port of a serious burn injury to a child. Also, there have been
25 reports of stuck throttles on the recalled products-HT65,
MB165, MB196, DB30, WR90 and DR90 (mini-bikes) and
BB65, SD65, DN65 and TN65 (go-carts) model numbers.
These were sold in the U.S. between Nov. 2004 and June
2010 at a variety of websites, including costco.com, amazon.
com, toysrus.com, sears.com and kmart.com.
Muddy Outdoors, of Camdenton, MO, is recalling ap-
proximately 2,550 tree climbing sticks due to faulty bolts that
can detach and cause the climbing stick to release from the
tree.
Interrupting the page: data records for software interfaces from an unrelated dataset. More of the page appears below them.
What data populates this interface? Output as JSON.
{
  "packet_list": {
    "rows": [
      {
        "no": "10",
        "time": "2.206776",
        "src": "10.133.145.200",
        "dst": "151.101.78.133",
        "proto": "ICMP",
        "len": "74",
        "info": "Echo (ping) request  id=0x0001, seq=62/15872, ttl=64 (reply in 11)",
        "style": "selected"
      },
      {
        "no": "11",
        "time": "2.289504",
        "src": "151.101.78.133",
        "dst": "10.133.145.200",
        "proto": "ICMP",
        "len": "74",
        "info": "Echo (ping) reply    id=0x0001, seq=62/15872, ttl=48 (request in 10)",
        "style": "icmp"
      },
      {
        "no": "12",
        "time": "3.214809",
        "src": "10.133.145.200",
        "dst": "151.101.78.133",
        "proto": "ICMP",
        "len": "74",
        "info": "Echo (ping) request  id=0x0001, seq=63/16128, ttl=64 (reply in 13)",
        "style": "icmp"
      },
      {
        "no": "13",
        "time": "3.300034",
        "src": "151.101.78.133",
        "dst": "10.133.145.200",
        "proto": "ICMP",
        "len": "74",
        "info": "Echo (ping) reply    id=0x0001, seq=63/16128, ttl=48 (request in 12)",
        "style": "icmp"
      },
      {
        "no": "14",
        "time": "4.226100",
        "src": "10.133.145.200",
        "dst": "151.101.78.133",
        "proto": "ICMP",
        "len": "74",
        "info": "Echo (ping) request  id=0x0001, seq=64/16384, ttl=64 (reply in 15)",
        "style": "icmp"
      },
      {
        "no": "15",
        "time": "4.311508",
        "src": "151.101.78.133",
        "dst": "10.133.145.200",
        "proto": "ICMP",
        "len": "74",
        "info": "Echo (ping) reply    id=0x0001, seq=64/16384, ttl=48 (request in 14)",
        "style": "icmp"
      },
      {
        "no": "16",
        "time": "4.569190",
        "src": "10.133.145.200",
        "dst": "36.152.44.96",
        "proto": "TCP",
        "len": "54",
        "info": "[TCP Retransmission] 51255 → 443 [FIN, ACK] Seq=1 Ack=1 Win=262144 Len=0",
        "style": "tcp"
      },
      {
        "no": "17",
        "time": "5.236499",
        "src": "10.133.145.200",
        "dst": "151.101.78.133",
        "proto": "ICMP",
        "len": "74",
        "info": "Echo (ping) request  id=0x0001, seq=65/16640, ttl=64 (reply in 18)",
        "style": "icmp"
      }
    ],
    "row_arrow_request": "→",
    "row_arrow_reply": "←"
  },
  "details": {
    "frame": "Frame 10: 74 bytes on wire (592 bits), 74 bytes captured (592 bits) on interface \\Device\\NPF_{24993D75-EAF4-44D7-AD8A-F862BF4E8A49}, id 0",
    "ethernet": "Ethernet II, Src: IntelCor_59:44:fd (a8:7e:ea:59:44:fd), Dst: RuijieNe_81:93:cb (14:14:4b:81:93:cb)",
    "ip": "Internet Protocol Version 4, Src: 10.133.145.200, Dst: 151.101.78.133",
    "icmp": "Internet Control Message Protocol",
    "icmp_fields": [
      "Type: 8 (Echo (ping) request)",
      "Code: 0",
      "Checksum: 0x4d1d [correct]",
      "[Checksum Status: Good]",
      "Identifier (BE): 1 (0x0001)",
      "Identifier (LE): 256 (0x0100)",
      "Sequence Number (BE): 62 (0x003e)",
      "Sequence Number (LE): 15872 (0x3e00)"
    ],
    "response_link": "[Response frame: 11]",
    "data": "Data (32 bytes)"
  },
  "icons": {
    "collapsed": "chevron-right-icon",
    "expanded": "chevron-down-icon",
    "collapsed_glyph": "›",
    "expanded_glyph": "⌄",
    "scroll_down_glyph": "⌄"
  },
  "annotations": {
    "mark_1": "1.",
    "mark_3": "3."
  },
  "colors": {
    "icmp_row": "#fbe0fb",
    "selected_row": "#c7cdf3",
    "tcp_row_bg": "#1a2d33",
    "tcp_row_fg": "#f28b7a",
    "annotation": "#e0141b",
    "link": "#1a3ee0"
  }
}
The recalled products were sold directly by the company
and through outdoor sports retailers between July 2009 and
April 2010. Consumers are advised to immediately stop using
the sticks and return them to the company for a refund, ex-
change or manufacturer’s credit.
Seattle Bike Supply is recalling approximately 330
Taiwan-made Redline Conquest Cyclocross bicycles and
framesets. The products are being recalled due to faulty fork
legs that can separate from the fork crown. The recalled items
were sold in U.S. bike specialty stores between July 2009 and
May 2010 priced at $1,400 for the bicycle and $400 for the
PAGE 34 JULY 19, 2010
• Spyder Active Sports is raising $1,000 for the Wounded
Warrior Project by reaching 10,000 Facebook members.
• Horny Toad hires former Cutter & Buck executive Brian
Thompson as global director of sales.
• Victorinox Swiss Army announces the retirement of its
president, Rick Taggart, in Aug.
• Russell Athletic signed quarterback Colt McCoy, drafted
by the Cleveland Browns, to a multi-year endorsement
deal. He will represent Russell Athletic and all its brands,
including Spalding, BIKE and Russell Outdoors.
• DC Shoes names Jason Smith snow marketing director.
• Yakima taps The Hitch Co. and Norco to act as its Cana-
dian distributors starting Sep. 1. Norco will handle distribu-
tion for IBDs, rack specialty and outdoor specialty stores.
• Delong’s varsity award jacket business assets are ac-
quired by Rock Creek Athletics, also of Grinell, IA.
• Technogym becomes the Official Equipment Supplier to
the London Olympic and Paralympic Games in 2012.
• Performance Bicycle is introducing its line of bicycles for
kids from tricycles to mountain bikes.
• Wilson is aiming to enhance soccer and football ball aero-
dynamics with CD-adapco’s STAR-CCM+ software.
• Timberland Canada installs David Beecroft as the head
of its Pro business in the market, replacing John Spotts,
who has returned to the U.S.
JUly 19, 2010 PAGE 35
CATALOG OF CATALOGS
Click on the logo to view the catalog.
PAGE 36 JULY 19, 2010